I have always liked CDs. If anything my love for CDs is due to being in close proximity to them, as well as being a product of the late eighties in the heyday of the CD. In late 2007, I begged by Dad to get me a record player for my first ever apartment. At this time, I already had a sizable collection of CDs and surprising number of records considering I didn’t have a record player of my own. I remember the special thrill of watching my music play from a record – something you actually don’t often get to see with CDs and certainly not with MP3s.
I tuned into the CBC Radio program Spark this afternoon to catch the tail end of a segment on making music with robots and coloured pencils. The art installation is called Looks Like Music, allowing individuals to accessibly make music without notation.
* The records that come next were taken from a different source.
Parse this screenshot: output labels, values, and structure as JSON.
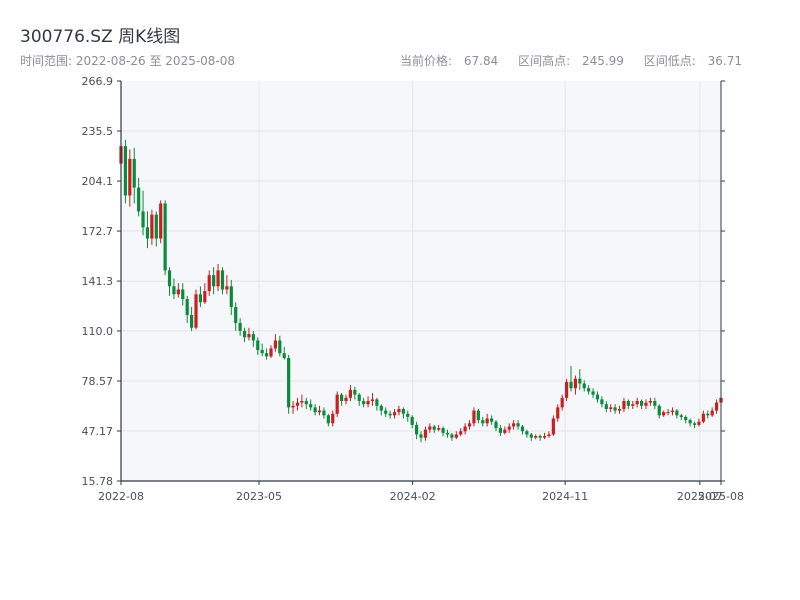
{
  "title": "300776.SZ 周K线图",
  "subtitle": {
    "label": "时间范围:",
    "start": "2022-08-26",
    "sep": "至",
    "end": "2025-08-08"
  },
  "stats": {
    "current_label": "当前价格:",
    "current": "67.84",
    "high_label": "区间高点:",
    "high": "245.99",
    "low_label": "区间低点:",
    "low": "36.71"
  },
  "colors": {
    "up": "#c91f1f",
    "down": "#0a8a3c",
    "plot_bg": "#f6f7fa",
    "grid": "#e3e6ea",
    "axis": "#2f3a44"
  },
  "chart_data": {
    "type": "candlestick",
    "ylim": [
      15.78,
      266.9
    ],
    "y_ticks": [
      "266.9",
      "235.5",
      "204.1",
      "172.7",
      "141.3",
      "110.0",
      "78.57",
      "47.17",
      "15.78"
    ],
    "x_tick_labels": [
      "2022-08",
      "2023-05",
      "2024-02",
      "2024-11",
      "2025-07",
      "2025-08"
    ],
    "x_tick_dates": [
      "2022-08-26",
      "2023-05-01",
      "2024-02-01",
      "2024-11-01",
      "2025-07-01",
      "2025-08-08"
    ],
    "grid": true,
    "first_week": "2022-08-26",
    "last_week": "2025-08-08",
    "candles": [
      [
        215,
        226,
        246,
        212
      ],
      [
        226,
        195,
        230,
        190
      ],
      [
        195,
        218,
        224,
        188
      ],
      [
        218,
        200,
        225,
        190
      ],
      [
        200,
        185,
        206,
        182
      ],
      [
        185,
        175,
        198,
        170
      ],
      [
        175,
        168,
        185,
        162
      ],
      [
        168,
        183,
        186,
        164
      ],
      [
        183,
        168,
        185,
        163
      ],
      [
        168,
        190,
        192,
        165
      ],
      [
        190,
        148,
        192,
        145
      ],
      [
        148,
        138,
        150,
        132
      ],
      [
        138,
        133,
        143,
        130
      ],
      [
        133,
        136,
        140,
        131
      ],
      [
        136,
        130,
        140,
        126
      ],
      [
        130,
        120,
        132,
        115
      ],
      [
        120,
        112,
        125,
        110
      ],
      [
        112,
        133,
        136,
        111
      ],
      [
        133,
        128,
        138,
        125
      ],
      [
        128,
        135,
        140,
        127
      ],
      [
        135,
        145,
        148,
        132
      ],
      [
        145,
        138,
        150,
        133
      ],
      [
        138,
        148,
        152,
        135
      ],
      [
        148,
        136,
        150,
        133
      ],
      [
        136,
        138,
        145,
        133
      ],
      [
        138,
        125,
        142,
        120
      ],
      [
        125,
        115,
        128,
        110
      ],
      [
        115,
        110,
        118,
        107
      ],
      [
        110,
        106,
        112,
        103
      ],
      [
        106,
        108,
        112,
        104
      ],
      [
        108,
        104,
        110,
        100
      ],
      [
        104,
        98,
        106,
        95
      ],
      [
        98,
        96,
        102,
        94
      ],
      [
        96,
        94,
        99,
        92
      ],
      [
        94,
        99,
        101,
        93
      ],
      [
        99,
        104,
        108,
        97
      ],
      [
        104,
        96,
        107,
        94
      ],
      [
        96,
        93,
        100,
        92
      ],
      [
        93,
        62,
        95,
        58
      ],
      [
        62,
        63,
        66,
        58
      ],
      [
        63,
        65,
        68,
        60
      ],
      [
        65,
        66,
        70,
        62
      ],
      [
        66,
        64,
        68,
        61
      ],
      [
        64,
        62,
        67,
        60
      ],
      [
        62,
        59,
        64,
        57
      ],
      [
        59,
        60,
        63,
        57
      ],
      [
        60,
        57,
        62,
        55
      ],
      [
        57,
        52,
        58,
        50
      ],
      [
        52,
        58,
        60,
        50
      ],
      [
        58,
        70,
        72,
        56
      ],
      [
        70,
        66,
        71,
        63
      ],
      [
        66,
        68,
        70,
        64
      ],
      [
        68,
        73,
        76,
        66
      ],
      [
        73,
        70,
        75,
        67
      ],
      [
        70,
        66,
        71,
        63
      ],
      [
        66,
        64,
        68,
        62
      ],
      [
        64,
        66,
        69,
        62
      ],
      [
        66,
        67,
        71,
        63
      ],
      [
        67,
        63,
        68,
        60
      ],
      [
        63,
        60,
        64,
        57
      ],
      [
        60,
        58,
        62,
        56
      ],
      [
        58,
        57,
        60,
        55
      ],
      [
        57,
        59,
        61,
        55
      ],
      [
        59,
        61,
        63,
        57
      ],
      [
        61,
        58,
        62,
        55
      ],
      [
        58,
        56,
        60,
        53
      ],
      [
        56,
        51,
        57,
        49
      ],
      [
        51,
        45,
        53,
        42
      ],
      [
        45,
        43,
        47,
        40
      ],
      [
        43,
        48,
        50,
        41
      ],
      [
        48,
        50,
        52,
        46
      ],
      [
        50,
        48,
        51,
        46
      ],
      [
        48,
        49,
        51,
        47
      ],
      [
        49,
        46,
        50,
        44
      ],
      [
        46,
        45,
        48,
        43
      ],
      [
        45,
        43,
        46,
        41
      ],
      [
        43,
        45,
        47,
        42
      ],
      [
        45,
        47,
        49,
        44
      ],
      [
        47,
        50,
        52,
        45
      ],
      [
        50,
        52,
        54,
        48
      ],
      [
        52,
        60,
        62,
        50
      ],
      [
        60,
        54,
        61,
        52
      ],
      [
        54,
        52,
        56,
        50
      ],
      [
        52,
        55,
        58,
        50
      ],
      [
        55,
        53,
        57,
        51
      ],
      [
        53,
        49,
        54,
        47
      ],
      [
        49,
        46,
        51,
        44
      ],
      [
        46,
        48,
        50,
        45
      ],
      [
        48,
        50,
        52,
        46
      ],
      [
        50,
        52,
        54,
        48
      ],
      [
        52,
        50,
        54,
        48
      ],
      [
        50,
        47,
        51,
        45
      ],
      [
        47,
        45,
        48,
        43
      ],
      [
        45,
        43,
        46,
        41
      ],
      [
        43,
        44,
        45,
        42
      ],
      [
        44,
        43,
        45,
        41
      ],
      [
        43,
        44,
        46,
        42
      ],
      [
        44,
        45,
        47,
        43
      ],
      [
        45,
        55,
        57,
        44
      ],
      [
        55,
        62,
        64,
        53
      ],
      [
        62,
        68,
        70,
        60
      ],
      [
        68,
        78,
        80,
        66
      ],
      [
        78,
        74,
        88,
        72
      ],
      [
        74,
        80,
        82,
        70
      ],
      [
        80,
        77,
        86,
        73
      ],
      [
        77,
        74,
        79,
        72
      ],
      [
        74,
        72,
        76,
        70
      ],
      [
        72,
        70,
        74,
        68
      ],
      [
        70,
        67,
        72,
        65
      ],
      [
        67,
        64,
        69,
        62
      ],
      [
        64,
        61,
        66,
        59
      ],
      [
        61,
        62,
        64,
        59
      ],
      [
        62,
        60,
        64,
        58
      ],
      [
        60,
        61,
        63,
        58
      ],
      [
        61,
        66,
        68,
        59
      ],
      [
        66,
        63,
        67,
        61
      ],
      [
        63,
        64,
        66,
        61
      ],
      [
        64,
        66,
        68,
        62
      ],
      [
        66,
        63,
        67,
        61
      ],
      [
        63,
        65,
        67,
        61
      ],
      [
        65,
        66,
        68,
        63
      ],
      [
        66,
        63,
        68,
        61
      ],
      [
        63,
        57,
        64,
        55
      ],
      [
        57,
        59,
        60,
        56
      ],
      [
        59,
        59,
        61,
        57
      ],
      [
        59,
        60,
        62,
        57
      ],
      [
        60,
        57,
        61,
        55
      ],
      [
        57,
        56,
        58,
        54
      ],
      [
        56,
        54,
        57,
        52
      ],
      [
        54,
        52,
        55,
        50
      ],
      [
        52,
        51,
        53,
        49
      ],
      [
        51,
        53,
        55,
        50
      ],
      [
        53,
        58,
        60,
        52
      ],
      [
        58,
        57,
        60,
        55
      ],
      [
        57,
        60,
        62,
        56
      ],
      [
        60,
        65,
        67,
        58
      ],
      [
        65,
        68,
        70,
        63
      ]
    ]
  }
}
While not entirely far off from computer programs, Looks Like Music founder, Yuri Suzuki, claims that there is a certain importance of tactility and music that is not attained by making music from a computer.
So, in the second installment of the I speak for the CDs series, I report here that CDs offer a unique experience where you can read, handle, and smell liner notes – a completely lost art in downloading music and their artwork. Here are some examples of notable album artwork in my collection:
‘Album of the Year’ by the Good Life – A calendar from 2004.
‘Take Care, Take Care, Take Care’ by Explosions in the Sky – a house with inside bits included.
After countless arguments in support of CDs, I have come to the conclusion that I just need to write a series that defends the compact disc. The title slightly inspired by the Dr. Seuss book The Lorax (much like the title of this very blog), I am defending a media format that is slowly diminishing.
Here is a surprising article that draws another interesting point that differs from many other compact disc naysayers. Even after reading this article, I strongly believe that if you don’t take care of your CDs, i.e. leaving them in the sun, keeping them out of case, or stacking the discs, your CDs probably won’t last… Much like anything one doesn’t take care of.
I’ve worked in three used record stores and extensively bought at the third. People are gross and it shows in their CDs and DVDs they’re trying to make a few bucks off of. My coworkers and I would often hold our breath when we’d open a bag, in fear that we’d inhale some sort of toxic smell. We’d use lighter fluid to clean plastic CD cases, or replace them altogether.
Lesson learned? Take care of your CDs and they’ll last.
Someone asked me earlier this week the percentage of CDs in my collection I have listened to. In attempts to save money and change that percentage, I am making a strong effort to listen to the CDs I already have.
First up, The Deadly Snakes’ ‘Ode to Joy.’ This is an album I bought about five years back based on a recommendation by a pal’s girlfriend. I soon after got into the band’s singer Andre Ethier, leaving his original outfit on the wayside.
This is a total hidden gem and marks the first entry of a new series I’m starting up on here!!